With more families using continuous glucose monitoring, many people are asking what they can do to reduce the rise in glucose levels after meals.
It is normal for glucose levels to rise somewhat after a meal. However, if glucose levels consistently rise to more than 10mmol/l, Children’s Diabetes Centre dietitian Barbara Keating recommends trying the following:
Choose carbohydrate foods with a lower glycaemic index: Glycaemic index (GI) is a measure of how quickly foods that contain carbohydrate are digested or broken down into sugars and absorbed into the blood. Low GI foods have a lower, slower effect on blood glucose levels and high GI foods have a faster and higher effect on blood glucose levels. Swapping foods that have a high GI such as white bread or rice bubbles for foods with a low GI such as porridge or a banana smoothie will help to reduce the glucose spikes after meals.
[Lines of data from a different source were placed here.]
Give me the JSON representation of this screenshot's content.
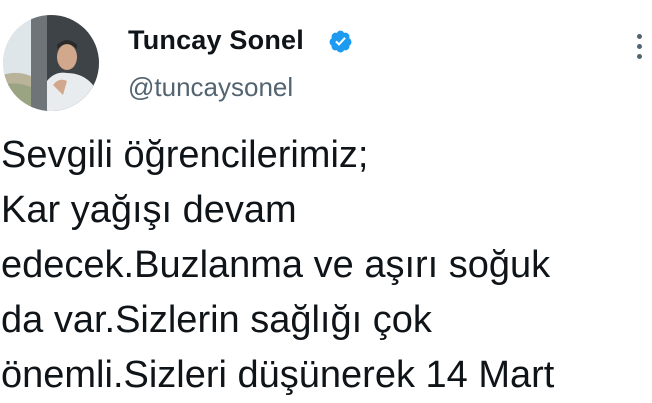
{
  "author": {
    "display_name": "Tuncay Sonel",
    "handle": "@tuncaysonel",
    "verified": true,
    "verified_color": "#1d9bf0"
  },
  "icons": {
    "verified": "verified-badge-icon",
    "more": "more-options-icon"
  },
  "tweet": {
    "lines": [
      "Sevgili öğrencilerimiz;",
      "Kar yağışı devam",
      "edecek.Buzlanma ve aşırı soğuk",
      "da var.Sizlerin sağlığı çok",
      "önemli.Sizleri düşünerek 14 Mart"
    ]
  }
}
Eat carbohydrate foods combined with other foods: The carbohydrate from food will be digested and absorbed more slowly when it is eaten in a meal with other foods. Many foods, including vegetables, legumes, nuts, milk, olive oil and vinegar have been shown to reduce the rise in glucose levels after a meal.
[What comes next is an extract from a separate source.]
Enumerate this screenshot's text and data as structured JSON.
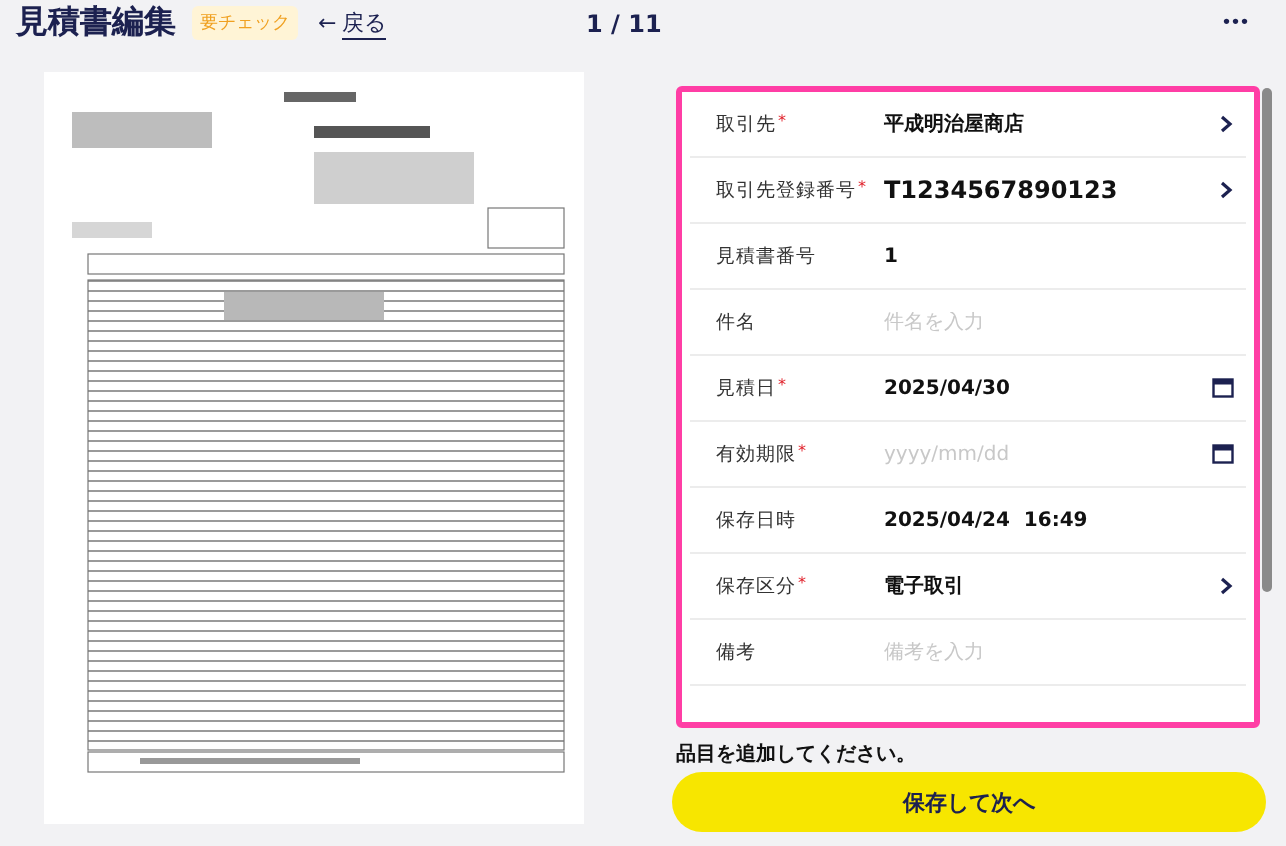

Change the timing of the insulin delivery: If there are some meals where you consistently see a sharp rise in glucose levels, try giving the insulin 15 to 20 minutes before you start eating. This will allow the peak in insulin action to occur at the same time as the glucose peak and lead to better control of the glucose level.
Increase physical activity: Mild to moderate physical activity can help to reduce the rise in glucose level after food. Encourage your children to play outside after afternoon tea or go for a walk around the block with the family after dinner.
Consider the impact of fat and protein: Meals that contain a lot of protein and fat, particularly saturated fat, can result in a prolonged high glucose level. Many people find this occurs after they eat meals such as lasagne, take-away pizza or fish and chips.
The dietitians in the clinic can give you more information about changes you can make to the foods you eat to reduce the peak in glucose after meals and provide you with guidelines for insulin for meals high in fat and protein.